Tkaczyk was heavily supported by groups that want to create a public financing system. She, with irony that was embraced by her backers, benefitted from an independent expedniture group that was funded by Jonathan Soros, the son of liberal financier George Soros.
In an email to supporters sent out today from Fair Elections for New York Campaign, Tkaczyk called on them to keep the pressure up on campaign finance reform on both state lawmakers and Gov. Andrew Cuomo:
There’s no question that big money dominates campaigns in New York. By creating a system of publicly financed elections, we’ll reward candidates for attracting support from ordinary voters, not CEO campaign contributors.

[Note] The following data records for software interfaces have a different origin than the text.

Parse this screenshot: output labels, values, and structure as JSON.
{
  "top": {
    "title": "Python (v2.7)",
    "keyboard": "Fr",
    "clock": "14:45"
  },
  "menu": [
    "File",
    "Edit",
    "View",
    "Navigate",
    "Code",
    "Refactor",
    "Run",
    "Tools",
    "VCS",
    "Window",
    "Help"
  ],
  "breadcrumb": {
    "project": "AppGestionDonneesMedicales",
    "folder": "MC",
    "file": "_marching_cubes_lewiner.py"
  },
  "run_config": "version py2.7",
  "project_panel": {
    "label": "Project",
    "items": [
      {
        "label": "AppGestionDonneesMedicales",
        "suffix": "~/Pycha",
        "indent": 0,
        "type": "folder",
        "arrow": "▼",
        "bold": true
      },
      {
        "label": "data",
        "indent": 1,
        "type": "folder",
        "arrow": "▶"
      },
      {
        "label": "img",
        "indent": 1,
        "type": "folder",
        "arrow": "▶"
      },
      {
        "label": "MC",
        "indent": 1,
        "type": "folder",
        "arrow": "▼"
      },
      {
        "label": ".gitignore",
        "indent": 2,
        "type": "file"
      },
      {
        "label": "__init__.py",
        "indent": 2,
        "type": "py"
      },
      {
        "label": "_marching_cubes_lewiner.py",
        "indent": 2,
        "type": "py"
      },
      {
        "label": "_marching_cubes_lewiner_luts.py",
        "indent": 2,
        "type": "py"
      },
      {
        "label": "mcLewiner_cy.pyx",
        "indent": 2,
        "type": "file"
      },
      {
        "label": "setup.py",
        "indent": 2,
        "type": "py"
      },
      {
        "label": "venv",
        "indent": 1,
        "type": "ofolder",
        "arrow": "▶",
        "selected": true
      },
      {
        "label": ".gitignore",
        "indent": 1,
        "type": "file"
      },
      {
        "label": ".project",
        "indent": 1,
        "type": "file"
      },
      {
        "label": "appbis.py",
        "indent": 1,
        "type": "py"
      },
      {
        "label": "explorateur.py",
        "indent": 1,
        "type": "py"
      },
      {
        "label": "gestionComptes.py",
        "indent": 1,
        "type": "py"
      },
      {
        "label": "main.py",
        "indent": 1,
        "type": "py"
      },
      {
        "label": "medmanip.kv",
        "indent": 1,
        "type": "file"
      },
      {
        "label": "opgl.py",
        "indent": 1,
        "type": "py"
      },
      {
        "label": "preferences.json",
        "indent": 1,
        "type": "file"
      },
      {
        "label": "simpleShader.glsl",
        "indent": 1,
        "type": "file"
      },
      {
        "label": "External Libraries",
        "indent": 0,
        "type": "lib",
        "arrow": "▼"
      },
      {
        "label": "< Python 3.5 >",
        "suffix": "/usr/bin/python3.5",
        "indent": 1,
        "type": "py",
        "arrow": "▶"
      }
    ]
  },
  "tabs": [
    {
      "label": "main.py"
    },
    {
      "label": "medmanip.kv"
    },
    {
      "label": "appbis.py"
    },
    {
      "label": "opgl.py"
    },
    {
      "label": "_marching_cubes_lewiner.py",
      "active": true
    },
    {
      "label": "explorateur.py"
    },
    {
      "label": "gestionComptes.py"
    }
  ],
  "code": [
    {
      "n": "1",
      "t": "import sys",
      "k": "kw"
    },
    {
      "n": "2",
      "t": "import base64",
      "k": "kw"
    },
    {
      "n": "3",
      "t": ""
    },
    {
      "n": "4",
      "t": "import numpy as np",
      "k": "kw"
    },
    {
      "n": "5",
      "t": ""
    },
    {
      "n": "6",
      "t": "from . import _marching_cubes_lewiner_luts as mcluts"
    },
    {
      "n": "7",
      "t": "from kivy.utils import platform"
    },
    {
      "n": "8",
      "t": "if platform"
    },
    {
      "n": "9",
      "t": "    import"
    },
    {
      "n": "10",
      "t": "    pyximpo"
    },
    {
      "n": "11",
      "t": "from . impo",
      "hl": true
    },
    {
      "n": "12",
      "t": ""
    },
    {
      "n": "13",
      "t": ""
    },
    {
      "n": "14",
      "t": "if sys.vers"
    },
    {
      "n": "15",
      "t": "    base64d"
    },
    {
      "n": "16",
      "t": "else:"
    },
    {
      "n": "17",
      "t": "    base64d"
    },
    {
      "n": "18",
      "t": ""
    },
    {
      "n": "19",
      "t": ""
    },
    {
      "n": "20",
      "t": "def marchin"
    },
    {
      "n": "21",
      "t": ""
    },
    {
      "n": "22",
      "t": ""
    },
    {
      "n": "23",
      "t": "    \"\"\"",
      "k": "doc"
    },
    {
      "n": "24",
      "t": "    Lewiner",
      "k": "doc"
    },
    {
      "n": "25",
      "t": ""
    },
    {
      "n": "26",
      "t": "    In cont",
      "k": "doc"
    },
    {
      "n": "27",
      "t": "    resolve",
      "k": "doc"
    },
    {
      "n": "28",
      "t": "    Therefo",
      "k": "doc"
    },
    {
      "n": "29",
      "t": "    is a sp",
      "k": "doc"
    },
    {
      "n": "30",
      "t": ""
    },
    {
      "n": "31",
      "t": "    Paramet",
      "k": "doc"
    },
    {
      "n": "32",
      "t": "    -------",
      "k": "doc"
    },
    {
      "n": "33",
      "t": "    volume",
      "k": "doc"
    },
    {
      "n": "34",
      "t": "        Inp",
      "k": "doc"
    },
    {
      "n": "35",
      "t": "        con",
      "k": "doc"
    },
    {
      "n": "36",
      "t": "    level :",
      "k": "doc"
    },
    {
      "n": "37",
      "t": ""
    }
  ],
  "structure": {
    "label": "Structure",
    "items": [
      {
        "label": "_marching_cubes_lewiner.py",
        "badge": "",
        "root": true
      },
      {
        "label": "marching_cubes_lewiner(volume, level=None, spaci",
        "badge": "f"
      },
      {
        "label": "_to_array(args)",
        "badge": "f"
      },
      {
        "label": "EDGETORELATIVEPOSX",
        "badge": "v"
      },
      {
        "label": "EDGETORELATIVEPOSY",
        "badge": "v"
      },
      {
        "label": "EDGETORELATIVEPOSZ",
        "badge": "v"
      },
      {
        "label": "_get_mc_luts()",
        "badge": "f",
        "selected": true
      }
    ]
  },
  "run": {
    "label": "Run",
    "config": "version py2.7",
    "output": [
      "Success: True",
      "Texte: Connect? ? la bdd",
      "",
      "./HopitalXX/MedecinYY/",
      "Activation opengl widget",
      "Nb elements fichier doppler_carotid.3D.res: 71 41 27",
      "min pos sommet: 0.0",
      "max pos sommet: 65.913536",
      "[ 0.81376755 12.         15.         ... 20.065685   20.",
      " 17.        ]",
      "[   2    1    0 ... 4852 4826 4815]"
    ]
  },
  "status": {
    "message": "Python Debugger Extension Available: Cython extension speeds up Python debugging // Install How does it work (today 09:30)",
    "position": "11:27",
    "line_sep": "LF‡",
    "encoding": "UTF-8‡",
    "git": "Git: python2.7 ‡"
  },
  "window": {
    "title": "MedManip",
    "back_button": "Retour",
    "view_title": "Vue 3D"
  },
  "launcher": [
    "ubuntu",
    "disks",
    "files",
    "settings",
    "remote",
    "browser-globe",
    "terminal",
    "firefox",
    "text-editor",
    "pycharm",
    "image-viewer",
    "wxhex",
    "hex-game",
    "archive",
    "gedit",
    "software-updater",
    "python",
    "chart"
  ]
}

I need all of you to keep the pressure on and make sure that publicly financed Fair Elections gets signed into law this year.
Can you take a minute right now and email your state Senator, Assemblymember and Governor Cuomo? Tell them you want Fair Elections this year!
Without Fair Elections, we will again face the same problems we saw in the 2012 election. Candidates will spend more time raising money instead of talking to voters, and big money will continue to corrupt our legislative process.
In a separate email celebrating Tkaczyk’s swearing in today, the Center for Working Families writes that “fair elections” won’t happen without a public financing system.
A state budget that’s fair. A government that’s more responsive to average people.
We won’t get those things unless regular New Yorkers — not a few deep-pocketed donors — determine election outcomes. Publicly funded elections, or “Fair Elections,” can help make that happen.
Fair Elections improved things in New York City, where a six-to-one public match turns a $25 contribution into $175. Genuinely grassroots candidates now run viable campaigns. And when they get elected, their real constituents can hold them accountable.
Cuomo backs publicly financing, but he did not include any funding for a such a system in his $142.6 billion budget proposal yesterday. The governor’s book released on the same day of the State of the State notes that Cuomo is seeking separate, non-taxpayer revenues to fund the system, but otherwise leaves things vague on the matter of how it will be paid for.
Liz will be joined on the show tonight by Soros and Working Families Executive Director Dan Cantor.